A faithful repeat of all the records, with no image kept, is the required answer.

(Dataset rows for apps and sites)
####################
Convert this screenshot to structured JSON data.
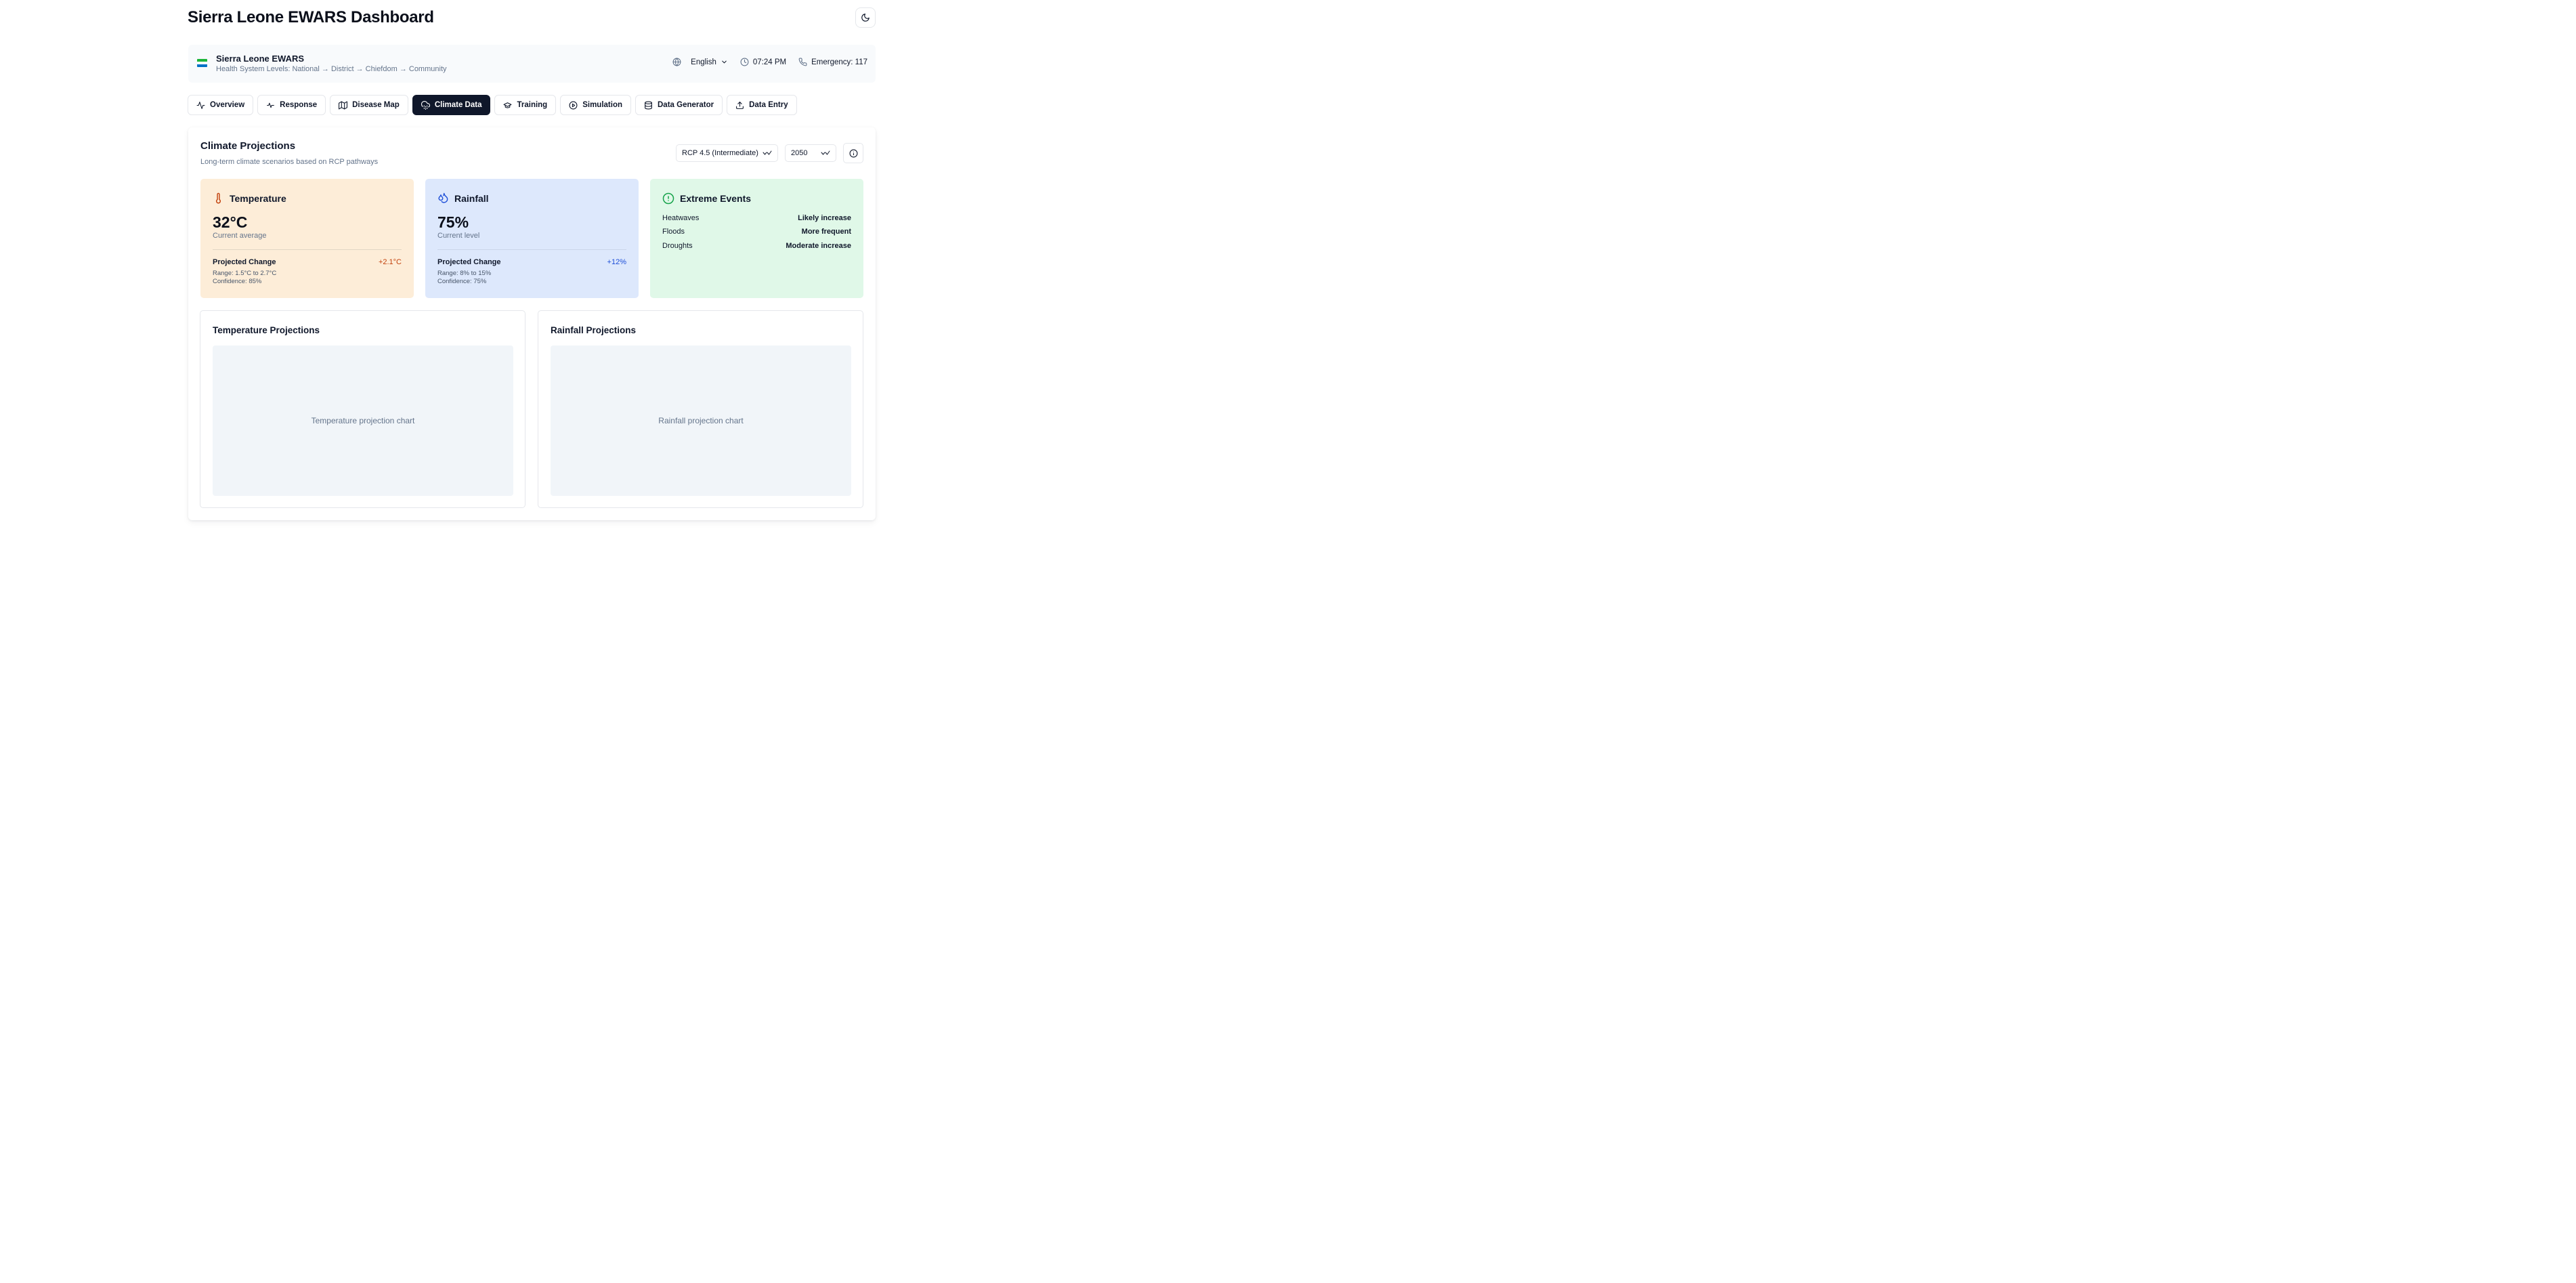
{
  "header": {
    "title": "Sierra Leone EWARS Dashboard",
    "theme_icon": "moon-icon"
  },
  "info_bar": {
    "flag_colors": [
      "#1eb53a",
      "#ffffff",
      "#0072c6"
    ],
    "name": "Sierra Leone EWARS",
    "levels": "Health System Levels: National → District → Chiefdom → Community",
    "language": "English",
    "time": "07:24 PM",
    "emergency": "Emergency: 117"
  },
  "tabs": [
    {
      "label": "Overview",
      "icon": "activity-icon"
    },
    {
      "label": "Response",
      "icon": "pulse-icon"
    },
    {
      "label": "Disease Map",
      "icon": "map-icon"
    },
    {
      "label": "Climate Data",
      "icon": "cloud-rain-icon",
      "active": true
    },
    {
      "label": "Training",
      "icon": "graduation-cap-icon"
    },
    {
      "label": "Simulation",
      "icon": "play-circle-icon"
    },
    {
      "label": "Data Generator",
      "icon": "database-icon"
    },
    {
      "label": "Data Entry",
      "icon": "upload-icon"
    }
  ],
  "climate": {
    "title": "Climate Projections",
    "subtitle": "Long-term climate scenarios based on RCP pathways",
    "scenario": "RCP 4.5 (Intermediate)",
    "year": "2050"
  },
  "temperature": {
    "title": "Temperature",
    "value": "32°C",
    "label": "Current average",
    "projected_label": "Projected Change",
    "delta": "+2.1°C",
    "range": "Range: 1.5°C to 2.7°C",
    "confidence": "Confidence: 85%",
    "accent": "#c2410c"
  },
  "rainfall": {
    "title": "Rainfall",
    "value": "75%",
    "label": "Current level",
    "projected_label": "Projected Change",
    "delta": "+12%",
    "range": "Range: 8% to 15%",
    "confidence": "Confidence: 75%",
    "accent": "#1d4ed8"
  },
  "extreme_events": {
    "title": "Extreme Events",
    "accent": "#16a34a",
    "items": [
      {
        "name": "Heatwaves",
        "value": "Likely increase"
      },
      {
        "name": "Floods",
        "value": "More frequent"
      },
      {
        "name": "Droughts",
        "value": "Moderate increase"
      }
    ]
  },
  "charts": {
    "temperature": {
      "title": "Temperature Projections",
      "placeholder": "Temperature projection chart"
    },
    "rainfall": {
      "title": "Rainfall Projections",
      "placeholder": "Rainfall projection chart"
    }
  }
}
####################
> [PROBLEM SOLUTION]:
Convert this screenshot to structured JSON data.
{
  "header": {
    "title": "Sierra Leone EWARS Dashboard",
    "theme_icon": "moon-icon"
  },
  "info_bar": {
    "flag_colors": [
      "#1eb53a",
      "#ffffff",
      "#0072c6"
    ],
    "name": "Sierra Leone EWARS",
    "levels": "Health System Levels: National → District → Chiefdom → Community",
    "language": "English",
    "time": "07:24 PM",
    "emergency": "Emergency: 117"
  },
  "tabs": [
    {
      "label": "Overview",
      "icon": "activity-icon"
    },
    {
      "label": "Response",
      "icon": "pulse-icon"
    },
    {
      "label": "Disease Map",
      "icon": "map-icon"
    },
    {
      "label": "Climate Data",
      "icon": "cloud-rain-icon",
      "active": true
    },
    {
      "label": "Training",
      "icon": "graduation-cap-icon"
    },
    {
      "label": "Simulation",
      "icon": "play-circle-icon"
    },
    {
      "label": "Data Generator",
      "icon": "database-icon"
    },
    {
      "label": "Data Entry",
      "icon": "upload-icon"
    }
  ],
  "climate": {
    "title": "Climate Projections",
    "subtitle": "Long-term climate scenarios based on RCP pathways",
    "scenario": "RCP 4.5 (Intermediate)",
    "year": "2050"
  },
  "temperature": {
    "title": "Temperature",
    "value": "32°C",
    "label": "Current average",
    "projected_label": "Projected Change",
    "delta": "+2.1°C",
    "range": "Range: 1.5°C to 2.7°C",
    "confidence": "Confidence: 85%",
    "accent": "#c2410c"
  },
  "rainfall": {
    "title": "Rainfall",
    "value": "75%",
    "label": "Current level",
    "projected_label": "Projected Change",
    "delta": "+12%",
    "range": "Range: 8% to 15%",
    "confidence": "Confidence: 75%",
    "accent": "#1d4ed8"
  },
  "extreme_events": {
    "title": "Extreme Events",
    "accent": "#16a34a",
    "items": [
      {
        "name": "Heatwaves",
        "value": "Likely increase"
      },
      {
        "name": "Floods",
        "value": "More frequent"
      },
      {
        "name": "Droughts",
        "value": "Moderate increase"
      }
    ]
  },
  "charts": {
    "temperature": {
      "title": "Temperature Projections",
      "placeholder": "Temperature projection chart"
    },
    "rainfall": {
      "title": "Rainfall Projections",
      "placeholder": "Rainfall projection chart"
    }
  }
}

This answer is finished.